News
New technology could capture solar energy now wasted
time: 2011-12-21  chick£º[2918] ´Î

Existing silicon solar panels harvest light from the visible part of the spectrum, and their efficiency is improving, but much of the sun¡¯s energy that reaches Earth comes in the form of infrared energy.

Wouldn¡¯t it be grand if we could find a way to harvest this lost energy? It could go a long way toward making solar energy competitive with other energy sources, such as coal and natural gas.

 

A new discovery described in the journal Science (see abstract) by local researchers brings us closer to this goal. The Rice University scientists appear to have discovered a way to create tiny antennas out of silicon that capture infrared light.

It comes from the lab of Naomi Halas, who did some of the early and critical work with nanoshells. Her primary focus now is on the emerging field of plasmonics, a complex field that might imperfectly be described as the behavior of light at the nanoscale.

I caught up with Halas to get the scoop on her new paper.

What are nanoscale antennas? Are they at all like a very, very tiny radio antenna that picks up light waves?

Nanoscale antennas are remarkably similar to radio frequency antennas. Since radio waves are large, antennas that detect them are also large, on the same size scale as the wavelength of the wave. Because optical frequencies have wavelengths that are more than a million times smaller than radio waves, the antennas that detect them are more than a million times smaller too.

As I understand it, these antennas might be attached to existing solar cells to capture infrared light and convert it to energy, is that correct? If so, what must still be tested to see if this will work?

They can¡¯t be attached to existing solar panels as is, but close: they would need to be incorporated into the manufacturing of the solar cell as it is being made, in order to deliver additional current to the existing circuit. We still have a way to go with optimizing our current design for increased efficiency, but the principle should work.

Theoretically how much might a nanoscale antenna improve existing silicon solar cells?

Approximately 1/3 of the solar spectrum incident on a silicon solar cell are infrared wavelengths that the cell cannot use to convert to electricity.  We would be able to harvest a fraction of this currently unused part of the solar spectrum, which means an automatic increase in efficiency.

Are the materials and processes used to make your antennas costly?

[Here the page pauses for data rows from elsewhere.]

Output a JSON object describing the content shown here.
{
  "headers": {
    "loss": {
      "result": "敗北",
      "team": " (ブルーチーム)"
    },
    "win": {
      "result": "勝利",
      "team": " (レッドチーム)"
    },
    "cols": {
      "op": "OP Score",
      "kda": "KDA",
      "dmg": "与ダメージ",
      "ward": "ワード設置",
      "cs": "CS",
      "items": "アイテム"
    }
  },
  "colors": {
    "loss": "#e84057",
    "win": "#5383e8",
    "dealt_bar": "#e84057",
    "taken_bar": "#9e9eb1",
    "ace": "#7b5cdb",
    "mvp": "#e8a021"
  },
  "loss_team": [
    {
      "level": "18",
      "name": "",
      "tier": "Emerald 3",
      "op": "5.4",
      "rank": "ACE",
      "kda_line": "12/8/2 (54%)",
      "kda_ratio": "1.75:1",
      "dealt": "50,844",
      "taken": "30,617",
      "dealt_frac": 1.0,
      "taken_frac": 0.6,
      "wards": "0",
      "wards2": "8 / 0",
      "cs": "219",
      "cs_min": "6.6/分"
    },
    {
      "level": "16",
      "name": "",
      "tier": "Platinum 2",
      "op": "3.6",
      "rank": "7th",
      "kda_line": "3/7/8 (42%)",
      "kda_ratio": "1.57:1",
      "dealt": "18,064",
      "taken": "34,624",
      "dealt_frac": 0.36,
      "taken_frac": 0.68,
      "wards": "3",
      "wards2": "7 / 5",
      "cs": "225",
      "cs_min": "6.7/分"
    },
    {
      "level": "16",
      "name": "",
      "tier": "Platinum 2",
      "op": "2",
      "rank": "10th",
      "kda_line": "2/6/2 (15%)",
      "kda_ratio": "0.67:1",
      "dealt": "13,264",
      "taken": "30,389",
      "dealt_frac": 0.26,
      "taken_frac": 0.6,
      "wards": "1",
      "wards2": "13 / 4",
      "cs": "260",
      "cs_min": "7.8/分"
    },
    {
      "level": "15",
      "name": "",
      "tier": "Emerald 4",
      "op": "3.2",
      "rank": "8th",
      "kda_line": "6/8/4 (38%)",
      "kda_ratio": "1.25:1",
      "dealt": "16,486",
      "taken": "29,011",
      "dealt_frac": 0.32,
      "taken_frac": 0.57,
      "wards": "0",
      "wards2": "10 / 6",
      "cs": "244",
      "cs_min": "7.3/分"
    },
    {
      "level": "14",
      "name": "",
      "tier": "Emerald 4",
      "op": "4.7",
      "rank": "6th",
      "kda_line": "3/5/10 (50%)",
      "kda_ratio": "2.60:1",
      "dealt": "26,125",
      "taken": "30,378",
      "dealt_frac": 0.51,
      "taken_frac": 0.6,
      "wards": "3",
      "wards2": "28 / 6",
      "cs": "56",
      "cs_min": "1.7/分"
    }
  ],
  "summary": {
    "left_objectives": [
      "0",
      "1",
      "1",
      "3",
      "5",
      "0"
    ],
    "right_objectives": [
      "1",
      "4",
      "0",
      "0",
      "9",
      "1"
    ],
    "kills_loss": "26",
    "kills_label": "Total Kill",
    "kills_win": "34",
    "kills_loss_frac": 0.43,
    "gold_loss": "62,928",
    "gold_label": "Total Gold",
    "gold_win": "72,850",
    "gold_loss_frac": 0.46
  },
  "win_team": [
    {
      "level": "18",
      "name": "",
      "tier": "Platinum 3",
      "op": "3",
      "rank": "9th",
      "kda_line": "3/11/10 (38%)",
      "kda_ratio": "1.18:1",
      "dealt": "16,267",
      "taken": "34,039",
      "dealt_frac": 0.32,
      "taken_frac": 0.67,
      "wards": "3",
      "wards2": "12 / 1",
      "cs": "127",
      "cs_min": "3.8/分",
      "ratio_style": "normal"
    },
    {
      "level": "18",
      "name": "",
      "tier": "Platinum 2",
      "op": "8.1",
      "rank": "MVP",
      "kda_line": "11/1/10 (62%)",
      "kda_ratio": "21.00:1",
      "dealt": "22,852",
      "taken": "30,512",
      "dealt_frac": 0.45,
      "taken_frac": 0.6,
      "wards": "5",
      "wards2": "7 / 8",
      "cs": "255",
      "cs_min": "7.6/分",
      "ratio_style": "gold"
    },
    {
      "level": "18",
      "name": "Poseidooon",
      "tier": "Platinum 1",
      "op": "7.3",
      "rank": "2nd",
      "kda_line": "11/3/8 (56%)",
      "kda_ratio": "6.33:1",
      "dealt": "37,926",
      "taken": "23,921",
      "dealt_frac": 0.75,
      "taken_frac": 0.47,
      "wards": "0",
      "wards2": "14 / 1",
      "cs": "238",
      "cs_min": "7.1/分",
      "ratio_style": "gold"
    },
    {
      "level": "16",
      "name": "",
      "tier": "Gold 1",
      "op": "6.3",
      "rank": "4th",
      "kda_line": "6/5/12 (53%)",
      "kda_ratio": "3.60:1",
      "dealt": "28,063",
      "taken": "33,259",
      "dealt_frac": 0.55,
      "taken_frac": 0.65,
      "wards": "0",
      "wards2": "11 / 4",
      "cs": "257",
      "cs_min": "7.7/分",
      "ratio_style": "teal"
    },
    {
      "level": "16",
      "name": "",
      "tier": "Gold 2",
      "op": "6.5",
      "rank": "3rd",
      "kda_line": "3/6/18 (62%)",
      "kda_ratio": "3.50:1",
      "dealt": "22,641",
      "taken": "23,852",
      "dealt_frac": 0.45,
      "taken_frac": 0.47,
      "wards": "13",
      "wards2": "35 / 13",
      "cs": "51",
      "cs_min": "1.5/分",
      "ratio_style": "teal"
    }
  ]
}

In the research lab, we use gold to make our antennas, and precise nanoscale lithographic patterning to make them the right size.  For commercialization one would move both to lower-cost metals and to inexpensive, large-area patterning processes.  There are highly promising strategies for both.

Were you actively searching for a way to capture infrared light, or something else entirely?

No we were not.  This is an excellent example of how basic research can have important payoffs for technologies that can benefit society.  We were actually designing a device that would allow us to detect ¡°hot electrons¡± that are generated when you excite the current in an optical nanoantenna.  Once we figured out a way to detect hot electons directly, we realized that this method could greatly improve the way that we harvest infrared light, in a variety of different types of devices from solar cells to infrared imaging detectors.

retrun    print
ÕãICP±¸ 03052623 ºÅ    © Copyright 2009-2012 Zhejiang Xinyuan Lighting Co., Ltd All Rights Reserved Design By:nbsms